On the cat’s behaviourism, Mishra, who studied fishing cats in Koshi Tappu Wildlife Reserve and Chitwan National Park, said she “found these cats are exclusively nocturnal in a human-dominated landscape in the buffer zone area of Koshi Tappu Wildlife Reserve,” but that they’re also “found active in day hours too in a wilder habitat like in core reserve site of Koshi Tappu Wildlife Reserve and Chitwan National Park.”
Fishing cats have been found and recorded in all protected areas in the southern plains of Nepal namely Koshi Tappu Wildlife Reserve, Parsa National Park, Chitwan National Park, Bardia National Park and Shuklaphanta National Park from east to west, except Banke National Park. Beyond protected areas, they are found in fish farming areas, sugarcane fields and paddy fields.
But threats like habitat loss and degradation have affected the fishing cat population of Nepal. Speaking to Global Voices, Bhupendra Prasad Yadav, Assistant Conservation Officer with the Nepalese Department of National Parks and Wildlife Conservation, said that “many wetland habitats are being drained and converted to agricultural land and infrastructure development in Nepal”. He added that, in some areas, pollution and excessive fishing are also damaging wetlands. “In some places, fishing cats have been killed for their pelts or for their meat,” he said.
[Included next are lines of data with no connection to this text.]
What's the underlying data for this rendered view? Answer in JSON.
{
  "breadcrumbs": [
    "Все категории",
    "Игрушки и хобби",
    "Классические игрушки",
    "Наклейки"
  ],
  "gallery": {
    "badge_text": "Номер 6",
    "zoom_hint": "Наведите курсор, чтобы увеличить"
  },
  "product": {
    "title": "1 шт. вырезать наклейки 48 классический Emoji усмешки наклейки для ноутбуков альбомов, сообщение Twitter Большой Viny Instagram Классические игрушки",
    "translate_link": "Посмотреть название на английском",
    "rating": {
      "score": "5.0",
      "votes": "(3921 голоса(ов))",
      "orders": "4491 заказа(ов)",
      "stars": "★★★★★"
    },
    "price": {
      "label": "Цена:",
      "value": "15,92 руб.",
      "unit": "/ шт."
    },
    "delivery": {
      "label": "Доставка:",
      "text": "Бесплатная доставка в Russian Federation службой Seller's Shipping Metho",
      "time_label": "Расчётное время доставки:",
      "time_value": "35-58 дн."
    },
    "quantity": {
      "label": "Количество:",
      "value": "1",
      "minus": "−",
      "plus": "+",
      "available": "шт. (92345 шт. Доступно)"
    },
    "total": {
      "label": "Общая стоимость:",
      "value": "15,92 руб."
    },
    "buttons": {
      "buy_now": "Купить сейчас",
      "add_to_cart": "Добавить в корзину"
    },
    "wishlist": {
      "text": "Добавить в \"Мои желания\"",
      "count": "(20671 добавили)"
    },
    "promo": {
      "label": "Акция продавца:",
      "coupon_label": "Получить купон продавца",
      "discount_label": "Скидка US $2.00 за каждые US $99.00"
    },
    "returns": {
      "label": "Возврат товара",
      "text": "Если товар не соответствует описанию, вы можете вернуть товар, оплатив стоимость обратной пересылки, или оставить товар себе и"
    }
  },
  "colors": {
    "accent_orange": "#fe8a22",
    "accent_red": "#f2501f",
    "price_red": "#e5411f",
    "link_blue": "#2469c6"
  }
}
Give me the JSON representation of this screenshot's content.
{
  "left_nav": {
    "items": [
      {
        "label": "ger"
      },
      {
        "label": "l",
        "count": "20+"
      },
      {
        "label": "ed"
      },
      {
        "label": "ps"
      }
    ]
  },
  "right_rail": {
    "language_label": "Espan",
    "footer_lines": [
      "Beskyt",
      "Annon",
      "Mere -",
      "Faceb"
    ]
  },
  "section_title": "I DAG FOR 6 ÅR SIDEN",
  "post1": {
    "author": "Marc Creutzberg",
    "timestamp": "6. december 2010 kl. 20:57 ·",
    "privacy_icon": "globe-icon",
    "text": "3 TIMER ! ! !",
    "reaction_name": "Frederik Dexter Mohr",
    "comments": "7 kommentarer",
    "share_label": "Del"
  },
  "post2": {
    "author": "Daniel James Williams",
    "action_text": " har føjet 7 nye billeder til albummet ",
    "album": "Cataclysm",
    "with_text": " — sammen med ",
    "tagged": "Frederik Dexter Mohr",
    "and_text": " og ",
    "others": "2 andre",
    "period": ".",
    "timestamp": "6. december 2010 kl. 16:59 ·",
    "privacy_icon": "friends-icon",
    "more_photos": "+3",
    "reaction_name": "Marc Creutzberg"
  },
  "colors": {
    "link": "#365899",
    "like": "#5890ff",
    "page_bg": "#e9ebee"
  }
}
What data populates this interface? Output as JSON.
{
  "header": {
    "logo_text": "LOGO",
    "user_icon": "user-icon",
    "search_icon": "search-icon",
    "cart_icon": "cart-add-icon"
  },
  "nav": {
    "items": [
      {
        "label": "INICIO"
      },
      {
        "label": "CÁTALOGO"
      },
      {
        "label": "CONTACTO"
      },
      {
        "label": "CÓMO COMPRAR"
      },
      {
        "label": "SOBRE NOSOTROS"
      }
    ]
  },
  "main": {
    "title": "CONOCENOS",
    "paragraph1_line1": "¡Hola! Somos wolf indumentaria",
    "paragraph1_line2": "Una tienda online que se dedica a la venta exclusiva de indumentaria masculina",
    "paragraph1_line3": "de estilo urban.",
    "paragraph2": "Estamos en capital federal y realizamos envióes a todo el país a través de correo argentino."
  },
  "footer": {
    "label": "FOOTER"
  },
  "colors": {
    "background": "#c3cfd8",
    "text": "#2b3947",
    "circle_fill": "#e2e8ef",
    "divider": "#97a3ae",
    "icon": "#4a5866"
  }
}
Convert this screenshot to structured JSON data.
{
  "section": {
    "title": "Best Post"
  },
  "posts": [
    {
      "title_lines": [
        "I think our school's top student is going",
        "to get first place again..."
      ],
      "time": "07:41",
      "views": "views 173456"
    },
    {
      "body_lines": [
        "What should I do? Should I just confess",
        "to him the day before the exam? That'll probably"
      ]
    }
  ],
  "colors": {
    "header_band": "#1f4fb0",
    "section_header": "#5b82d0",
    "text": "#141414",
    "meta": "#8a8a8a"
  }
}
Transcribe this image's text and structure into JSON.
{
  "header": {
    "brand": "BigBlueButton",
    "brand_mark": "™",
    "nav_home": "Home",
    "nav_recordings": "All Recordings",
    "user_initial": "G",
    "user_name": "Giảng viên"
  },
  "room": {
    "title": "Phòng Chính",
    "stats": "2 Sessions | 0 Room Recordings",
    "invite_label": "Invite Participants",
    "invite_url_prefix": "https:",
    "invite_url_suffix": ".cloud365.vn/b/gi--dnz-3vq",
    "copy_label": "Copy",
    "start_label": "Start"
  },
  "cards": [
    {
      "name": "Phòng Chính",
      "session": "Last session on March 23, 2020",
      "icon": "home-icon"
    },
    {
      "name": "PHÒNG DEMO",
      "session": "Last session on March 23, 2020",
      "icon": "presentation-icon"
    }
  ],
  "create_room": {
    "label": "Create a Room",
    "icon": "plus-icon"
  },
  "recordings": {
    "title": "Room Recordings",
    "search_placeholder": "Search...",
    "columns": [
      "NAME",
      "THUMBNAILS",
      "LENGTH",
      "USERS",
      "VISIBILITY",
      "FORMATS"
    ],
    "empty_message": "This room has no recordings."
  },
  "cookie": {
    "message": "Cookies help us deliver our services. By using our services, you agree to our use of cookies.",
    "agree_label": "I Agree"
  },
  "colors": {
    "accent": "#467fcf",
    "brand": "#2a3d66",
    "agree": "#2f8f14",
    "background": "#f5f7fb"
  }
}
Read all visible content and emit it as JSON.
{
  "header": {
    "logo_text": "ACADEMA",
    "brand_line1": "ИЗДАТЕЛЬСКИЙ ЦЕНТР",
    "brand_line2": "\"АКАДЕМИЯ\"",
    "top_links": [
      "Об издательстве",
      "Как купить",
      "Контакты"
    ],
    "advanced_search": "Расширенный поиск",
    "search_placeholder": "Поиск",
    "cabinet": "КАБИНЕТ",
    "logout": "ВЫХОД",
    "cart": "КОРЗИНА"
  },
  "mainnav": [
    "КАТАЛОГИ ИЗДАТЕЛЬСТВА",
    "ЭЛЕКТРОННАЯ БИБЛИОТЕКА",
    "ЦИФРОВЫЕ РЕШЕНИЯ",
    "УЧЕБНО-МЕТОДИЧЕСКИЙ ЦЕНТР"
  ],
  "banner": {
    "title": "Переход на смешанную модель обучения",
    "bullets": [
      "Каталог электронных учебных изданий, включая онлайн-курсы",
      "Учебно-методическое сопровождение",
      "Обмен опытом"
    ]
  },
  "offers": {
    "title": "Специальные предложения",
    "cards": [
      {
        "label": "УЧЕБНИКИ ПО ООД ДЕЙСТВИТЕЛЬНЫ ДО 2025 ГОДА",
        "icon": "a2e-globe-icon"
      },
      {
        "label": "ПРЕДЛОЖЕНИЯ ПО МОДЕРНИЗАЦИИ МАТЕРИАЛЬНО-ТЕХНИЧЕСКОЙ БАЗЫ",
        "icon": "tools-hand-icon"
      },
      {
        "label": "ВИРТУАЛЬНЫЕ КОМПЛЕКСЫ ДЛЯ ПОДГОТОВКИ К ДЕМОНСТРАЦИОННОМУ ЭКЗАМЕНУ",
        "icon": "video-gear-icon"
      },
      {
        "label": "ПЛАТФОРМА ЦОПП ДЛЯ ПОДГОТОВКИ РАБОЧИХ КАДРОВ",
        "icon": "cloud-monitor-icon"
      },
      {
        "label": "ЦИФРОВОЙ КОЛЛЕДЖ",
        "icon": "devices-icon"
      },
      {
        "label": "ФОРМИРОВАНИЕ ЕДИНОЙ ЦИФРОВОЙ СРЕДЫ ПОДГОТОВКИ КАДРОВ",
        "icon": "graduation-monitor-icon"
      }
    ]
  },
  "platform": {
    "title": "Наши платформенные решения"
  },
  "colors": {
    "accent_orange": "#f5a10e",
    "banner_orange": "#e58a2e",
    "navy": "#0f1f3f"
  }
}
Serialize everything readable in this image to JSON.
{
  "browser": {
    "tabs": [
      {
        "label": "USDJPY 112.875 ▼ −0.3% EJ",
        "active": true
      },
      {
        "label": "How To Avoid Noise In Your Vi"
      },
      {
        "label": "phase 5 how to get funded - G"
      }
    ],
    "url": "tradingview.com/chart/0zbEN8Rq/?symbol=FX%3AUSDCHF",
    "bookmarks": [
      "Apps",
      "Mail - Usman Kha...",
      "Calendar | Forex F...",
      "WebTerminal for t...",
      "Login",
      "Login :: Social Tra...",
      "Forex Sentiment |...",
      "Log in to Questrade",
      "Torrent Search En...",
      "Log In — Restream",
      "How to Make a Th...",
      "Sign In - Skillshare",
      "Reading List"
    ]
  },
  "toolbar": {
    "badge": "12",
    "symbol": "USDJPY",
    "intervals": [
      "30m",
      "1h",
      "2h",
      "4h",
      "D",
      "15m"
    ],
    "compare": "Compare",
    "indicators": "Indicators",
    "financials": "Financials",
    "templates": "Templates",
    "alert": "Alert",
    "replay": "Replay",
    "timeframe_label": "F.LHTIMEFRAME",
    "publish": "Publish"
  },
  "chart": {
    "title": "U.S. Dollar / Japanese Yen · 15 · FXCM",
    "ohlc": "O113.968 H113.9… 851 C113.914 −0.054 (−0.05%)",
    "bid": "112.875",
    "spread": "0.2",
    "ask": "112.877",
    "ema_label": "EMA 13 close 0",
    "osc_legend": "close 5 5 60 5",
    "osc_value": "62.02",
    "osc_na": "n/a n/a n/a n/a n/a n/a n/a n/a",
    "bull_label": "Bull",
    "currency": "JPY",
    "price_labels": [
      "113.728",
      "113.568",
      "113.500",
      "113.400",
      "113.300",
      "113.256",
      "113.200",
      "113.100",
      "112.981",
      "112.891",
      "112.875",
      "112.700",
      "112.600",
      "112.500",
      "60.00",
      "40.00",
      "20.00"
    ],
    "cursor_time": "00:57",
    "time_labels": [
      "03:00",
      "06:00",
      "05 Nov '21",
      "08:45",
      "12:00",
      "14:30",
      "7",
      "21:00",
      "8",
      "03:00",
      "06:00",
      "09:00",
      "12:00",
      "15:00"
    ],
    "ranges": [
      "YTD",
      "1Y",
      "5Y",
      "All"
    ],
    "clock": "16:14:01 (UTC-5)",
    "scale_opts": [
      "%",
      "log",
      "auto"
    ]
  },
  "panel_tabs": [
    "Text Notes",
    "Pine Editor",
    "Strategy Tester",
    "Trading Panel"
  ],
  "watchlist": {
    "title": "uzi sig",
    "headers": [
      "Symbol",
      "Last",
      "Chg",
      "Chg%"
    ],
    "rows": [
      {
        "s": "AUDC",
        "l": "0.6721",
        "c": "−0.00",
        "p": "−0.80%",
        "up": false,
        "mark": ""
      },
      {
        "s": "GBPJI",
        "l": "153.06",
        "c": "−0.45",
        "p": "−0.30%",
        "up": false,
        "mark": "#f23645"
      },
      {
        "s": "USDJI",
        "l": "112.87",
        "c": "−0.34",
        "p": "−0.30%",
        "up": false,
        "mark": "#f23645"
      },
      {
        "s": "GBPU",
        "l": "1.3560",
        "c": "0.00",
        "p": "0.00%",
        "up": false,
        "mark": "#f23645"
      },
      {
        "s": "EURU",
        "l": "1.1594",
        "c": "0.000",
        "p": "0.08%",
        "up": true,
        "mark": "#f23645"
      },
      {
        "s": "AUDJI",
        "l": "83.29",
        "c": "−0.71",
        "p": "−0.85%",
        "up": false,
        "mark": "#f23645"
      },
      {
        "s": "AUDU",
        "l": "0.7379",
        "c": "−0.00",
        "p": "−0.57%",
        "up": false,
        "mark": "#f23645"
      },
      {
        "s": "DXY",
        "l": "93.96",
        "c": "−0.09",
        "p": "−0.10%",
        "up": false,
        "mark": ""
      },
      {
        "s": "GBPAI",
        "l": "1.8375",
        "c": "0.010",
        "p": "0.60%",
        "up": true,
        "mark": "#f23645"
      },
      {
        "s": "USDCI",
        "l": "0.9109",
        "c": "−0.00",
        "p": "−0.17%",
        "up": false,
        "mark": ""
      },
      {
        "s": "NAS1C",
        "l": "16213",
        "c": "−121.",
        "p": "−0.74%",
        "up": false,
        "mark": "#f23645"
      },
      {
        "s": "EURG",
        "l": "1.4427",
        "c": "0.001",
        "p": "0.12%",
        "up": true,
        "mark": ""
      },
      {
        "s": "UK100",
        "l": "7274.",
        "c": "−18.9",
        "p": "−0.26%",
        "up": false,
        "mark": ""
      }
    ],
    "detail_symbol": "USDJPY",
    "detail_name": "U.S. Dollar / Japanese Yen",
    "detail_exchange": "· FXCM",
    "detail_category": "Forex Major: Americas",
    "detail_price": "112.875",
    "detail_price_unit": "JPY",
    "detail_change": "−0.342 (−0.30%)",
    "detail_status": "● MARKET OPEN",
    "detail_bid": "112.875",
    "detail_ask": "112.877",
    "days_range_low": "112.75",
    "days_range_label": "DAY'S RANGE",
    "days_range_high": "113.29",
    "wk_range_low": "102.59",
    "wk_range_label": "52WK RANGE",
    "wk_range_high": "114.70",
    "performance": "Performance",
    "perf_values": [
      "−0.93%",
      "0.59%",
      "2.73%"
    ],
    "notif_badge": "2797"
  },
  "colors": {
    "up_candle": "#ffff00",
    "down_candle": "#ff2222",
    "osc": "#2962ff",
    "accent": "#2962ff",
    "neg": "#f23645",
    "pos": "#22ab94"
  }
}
Yadav, who has intensively collected fishing cat data from the camera trapping data used for a survey in Shuklaphanta National Park that monitored tigers and their prey, also said: “Unfortunately, when their usual habitat has been destroyed or has become unusable, some fishing cats have increased their predation on livestock. So, farmers have killed them to protect their animals. Wetland destruction is by far the biggest threat to the animals, however.”
In addition, converting agricultural land into ponds adds to the woes of these cats. Though farmers don’t harm them while they are roaming around agricultural land looking for their prey, they assume that these cats lurk around ponds to steal fish. In retaliation, they trap and poison these cats to stop them fishing. Some have been killed in road accidents as well.
But on the other hand, Mishra noted that these cats are good friends of farmers, since they prey on rats, mice and farmland birds that harm the crops. But in order to protect these unique friends of farmers from extinction, conserving and restoring wetlands is a first and crucial step, let alone raising awareness among the communities to conserve them. “Stop taking it as a bad omen when any cat crosses your way,” Mishra said. “This will obviously control the road kills of cats.”
- This article was first published on Global Voices, on 6 May 2021
- A camera trap image of a fishing cat. Image by Department of National Parks and Wildlife Conservation (DNPWC)/ National Trust for Nature Conservation (NTNC) through Rama Mishra. Used with permission. (Featured Photo)